Two Texas lawmakers wrote President Obama this week to oppose a possible plan to use Fort Hood military base to house unaccompanied minors who illegally crossed into the U.S. from Mexico.
Republican congressmen John Carter and Roger Williams, whose districts both include parts of the sprawling military base, say they wrote the letter after learning the Pentagon has assigned a team to assess the possibility of using it and other bases to house young immigrants.
“We strongly urge your Administration not to house illegal immigrants on any military base,” read the letter, dated Dec. 16. “Furthermore, your Administration should commit to securing the border and focus your efforts on reuniting these children with their families in their native countries.”
Fort Hood, a 215,000-acre base that lies halfway between Austin and Waco, is home to around 50,000 military and civilian personnel. Carter said using it to shelter illegal immigrants is “outrageous.”
“It is outrageous that this administration would even consider using our military installations to shelter illegal immigrants who have crossed our southern border,” Carter said. “President Obama needs to enforce our immigration laws and secure our border, not undermine our military at a time when our country is facing increased threats from radical Islamic terrorists.
Last year, amid a surge of unaccompanied children streaming in from Central America, the Pentagon began housing thousands of unaccompanied illegal immigrant children at Joint Base San Antonio-Lackland, in Texas, Naval Base Ventura County, in California, and at Fort Sill, in Oklahoma.
More than 10,000 unaccompanied minor children have streamed into the United States over the Mexican border since October 1, the result of unchecked corruption and gang violence in their Central American homelands, and an effort by Mexican drug cartels to diversify into the very lucrative migrant smuggling business.
The Department of Health and Human Service's Office of Refugee Relocation is required to take control of unaccompanied children once they enter the U.S., and the agency is once again being stretched to the limit by a surge that has reached an estimated 10,000 since October.
In a statement, Fort Hood spokesman Tony Rheinlander said it isn’t even up to the Pentagon whether or not the base is used.

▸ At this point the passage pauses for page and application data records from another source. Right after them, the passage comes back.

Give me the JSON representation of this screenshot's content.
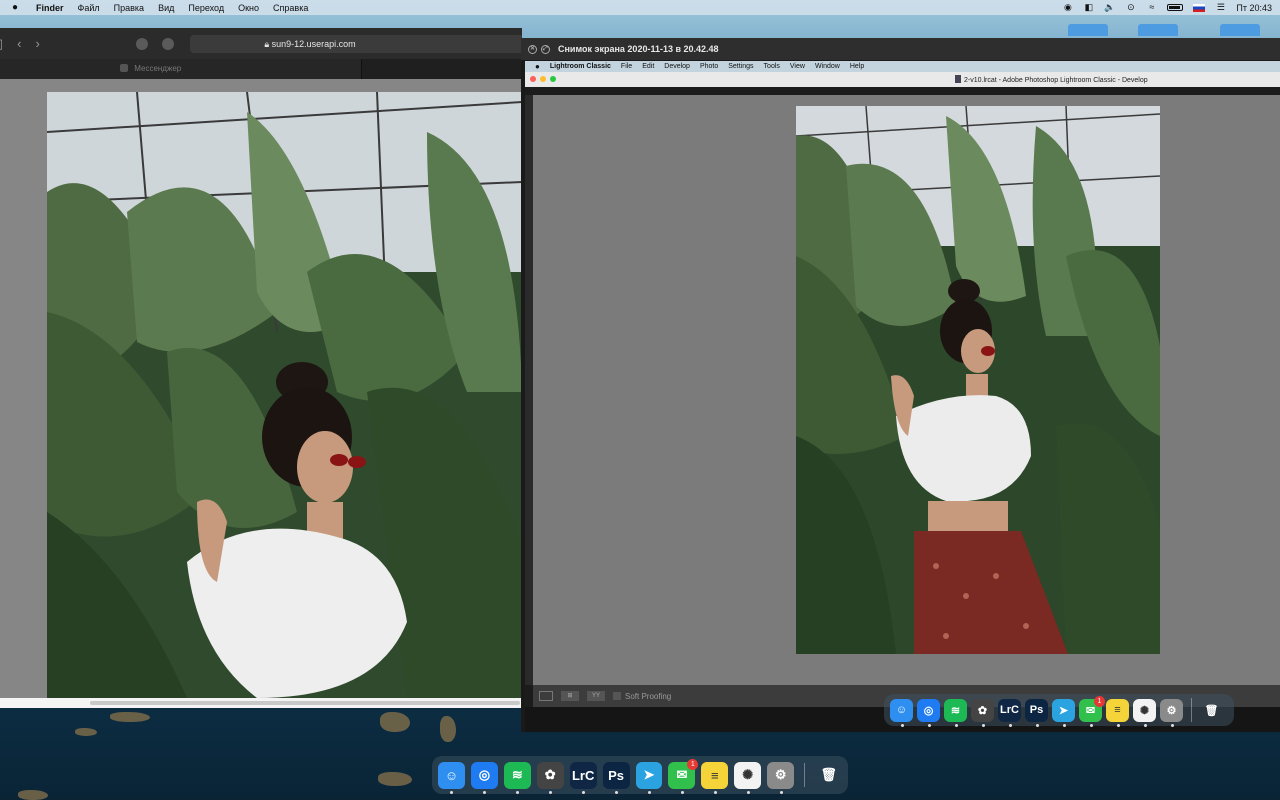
{
  "menubar": {
    "app": "Finder",
    "items": [
      "Файл",
      "Правка",
      "Вид",
      "Переход",
      "Окно",
      "Справка"
    ],
    "clock": "Пт 20:43"
  },
  "browser": {
    "url": "sun9-12.userapi.com",
    "tab_label": "Мессенджер"
  },
  "screenshot_window": {
    "title": "Снимок экрана 2020-11-13 в 20.42.48"
  },
  "lightroom": {
    "menu": [
      "Lightroom Classic",
      "File",
      "Edit",
      "Develop",
      "Photo",
      "Settings",
      "Tools",
      "View",
      "Window",
      "Help"
    ],
    "doc_title": "2-v10.lrcat - Adobe Photoshop Lightroom Classic - Develop",
    "soft_proofing": "Soft Proofing",
    "toolbar_compare": "YY"
  },
  "dock": {
    "items": [
      {
        "name": "finder-icon",
        "glyph": "☺",
        "color": "#2f8ff0"
      },
      {
        "name": "safari-icon",
        "glyph": "◎",
        "color": "#1e7bf2"
      },
      {
        "name": "spotify-icon",
        "glyph": "≋",
        "color": "#1db954"
      },
      {
        "name": "davinci-icon",
        "glyph": "✿",
        "color": "#444444"
      },
      {
        "name": "lightroom-icon",
        "glyph": "LrC",
        "color": "#0f2744"
      },
      {
        "name": "photoshop-icon",
        "glyph": "Ps",
        "color": "#0b2542"
      },
      {
        "name": "telegram-icon",
        "glyph": "➤",
        "color": "#2aa3e0"
      },
      {
        "name": "messages-icon",
        "glyph": "✉",
        "color": "#31c04c",
        "badge": "1"
      },
      {
        "name": "notes-icon",
        "glyph": "≡",
        "color": "#f5d43a"
      },
      {
        "name": "photos-icon",
        "glyph": "✺",
        "color": "#f3f3f3"
      },
      {
        "name": "system-preferences-icon",
        "glyph": "⚙",
        "color": "#8a8a8a"
      }
    ],
    "trash": {
      "name": "trash-icon",
      "glyph": "🗑"
    }
  }
}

“In accordance with the Department of Defense’s approval of a Health and Human Services request for assistance, representatives from HHS are conducting an ongoing assessment of Fort Hood to determine if our installation is suitable for them to temporarily provide shelter for unaccompanied children under their care,” he said. “HHS will make the final determination if they will use Fort Hood for unaccompanied children operations.”
In an interview with Fox News Channel’s Sean Hannity, Williams said Fort Hood "is a military base, not a daycare center," and raised safety concerns of children being on a military base that includes gun ranges. But in the letter to Obama, both lawmakers implied that the real problem is that housing the children is simply not the purpose of Fort Hood or other military bases.
As Members of Congress who represent Fort Hood, one of the largest military installations in the United States, we ask you to reaffirm that our military installations exist to project power around the world and to serve our men and women in uniform and their families – not house illegal immigrants,” they wrote.
“In addition, we ask that (Homeland Security) Secretary Jeh Johnson and (HHS) Secretary Sylvia Burwell meet with us before any action is taken to use Fort Hood as a housing unit for illegal aliens.
Rheinlander said the Department of Defense and HHS will continue to keep local and congressional officials informed throughout this assessment ad selection process.